We are using a 3rd party to process our payroll and they are unable to provide a match if the employee does not have a contribution in that pay period.
Is anyone else have a plan where the match is based on an annual contribution?
Are you talking about a 401(k) plan? And if so, have you read YOUR company's 401(k) plan? And if so, what does it say?
The plan states that the 401K match is based off of an annual amount and not a per contribution amount. So a true up happens in February of the next year causing concerns when the match is over/under.
the company would prefer for the employee to receive the match each pay period even if there is no contribution up to the limit of $10,800 or $270K eligible earnings is met.
Legally you have to do EXACTLY what the plan is. The 3rd party administrator has no authority other then what the plan gives it.
You need to clarify if the match is supposed to be annual or per pay period based on the plan document FIRST! Your TPA/attorney should be able to clarify. If not, get a new TPA/attorney!
If the plan document is different than what the "company prefers" then you need to amend the plan document! You CANNOT just decide to "prefer" it be done differently and then do it however you prefer.
Is this match a safe harbor match? If not, why would you be giving it to employees who don't have a deferral that pay period? If so, It's interesting that the payroll provider would have a problem with a % calculation off of a specific compensation definition (based on the plan terms). And NO you should not be letting the payroll provider decide how to fulfill the terms of the 401k plan. If you give it per payroll period, you might be overgiving and distribute match to an employee that is terminated at the end of the year that should not have gotten it (again based on your plan document)
Then you need to be having a meeting of minds between you, your TPA and your payroll provider. First and foremost the employer needs to be following the plan document like David said - they are the fiduciary and most responsible for following the plan terms.
So your choice is to change the plan, change the TPA or change the payroll provider or some/all of the above. But get it right rather than just a "prefer"ence.
Sorry -- standing on my soapbox screaming at this one!!!! (did 401k administration for years for one of the top HR consulting firms and really wish those that had 401k plans were more well versed in the laws that cover them!)
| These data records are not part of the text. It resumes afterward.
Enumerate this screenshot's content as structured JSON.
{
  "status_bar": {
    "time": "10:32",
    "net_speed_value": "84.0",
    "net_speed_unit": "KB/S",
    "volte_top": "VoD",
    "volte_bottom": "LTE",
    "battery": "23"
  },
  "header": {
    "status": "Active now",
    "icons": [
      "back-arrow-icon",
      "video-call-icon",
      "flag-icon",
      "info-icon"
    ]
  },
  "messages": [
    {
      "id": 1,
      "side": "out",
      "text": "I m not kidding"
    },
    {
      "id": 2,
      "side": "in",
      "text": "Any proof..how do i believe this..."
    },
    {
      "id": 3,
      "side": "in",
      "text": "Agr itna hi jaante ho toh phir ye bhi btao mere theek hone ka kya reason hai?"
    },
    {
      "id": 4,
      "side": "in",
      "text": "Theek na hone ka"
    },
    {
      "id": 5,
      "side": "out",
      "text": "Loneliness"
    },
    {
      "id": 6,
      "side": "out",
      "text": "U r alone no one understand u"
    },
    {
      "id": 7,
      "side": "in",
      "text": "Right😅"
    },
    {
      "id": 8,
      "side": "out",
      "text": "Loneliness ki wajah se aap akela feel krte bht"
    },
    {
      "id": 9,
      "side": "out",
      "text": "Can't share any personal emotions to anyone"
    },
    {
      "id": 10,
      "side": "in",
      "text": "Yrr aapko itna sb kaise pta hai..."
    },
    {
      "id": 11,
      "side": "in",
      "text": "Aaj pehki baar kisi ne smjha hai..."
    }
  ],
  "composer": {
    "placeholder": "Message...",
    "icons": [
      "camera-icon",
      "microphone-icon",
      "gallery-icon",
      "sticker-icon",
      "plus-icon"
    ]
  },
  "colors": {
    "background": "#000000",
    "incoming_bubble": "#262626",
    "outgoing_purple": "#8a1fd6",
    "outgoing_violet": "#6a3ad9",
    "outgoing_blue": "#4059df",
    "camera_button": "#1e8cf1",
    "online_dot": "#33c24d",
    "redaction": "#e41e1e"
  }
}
In the middle 1980s the company I was working for put in a 401(k) plan. We paid someone to write it. I am not sure if anyone in the company ever actually read it. Several years later IRS audited, and we got hammered ($250K). All little stuff, nothing major. I was payroll, and HR got blamed. Every single person in HR was fired (could have me). The next job I went to one of the very first things I did was to request current copies of all benefit plans and READ THEM. I then had a formal meeting with HR and went over any and all areas not perfectly clear. I have had problems with HR before, but this time the HR benefits manager got the point immediately. We had a very expensive national benefits consultant in the next week, and every plan which was not both clear and in complete compliance was updated. The payroll system was updated where it was not clear on that side.
Never, never, NEVER guess. If it is not clear, FIX IT.
No one will want to hear this but maybe 9 years they changed the Section 125, NQDCP and stock rules big time. Serious penalties and serious rules that never existed before. There are still some benefit plans like maybe parking with small penalties but those are getting pretty rare. IRS is extremely serious about benefits these days, and IRS audits where the penalties are.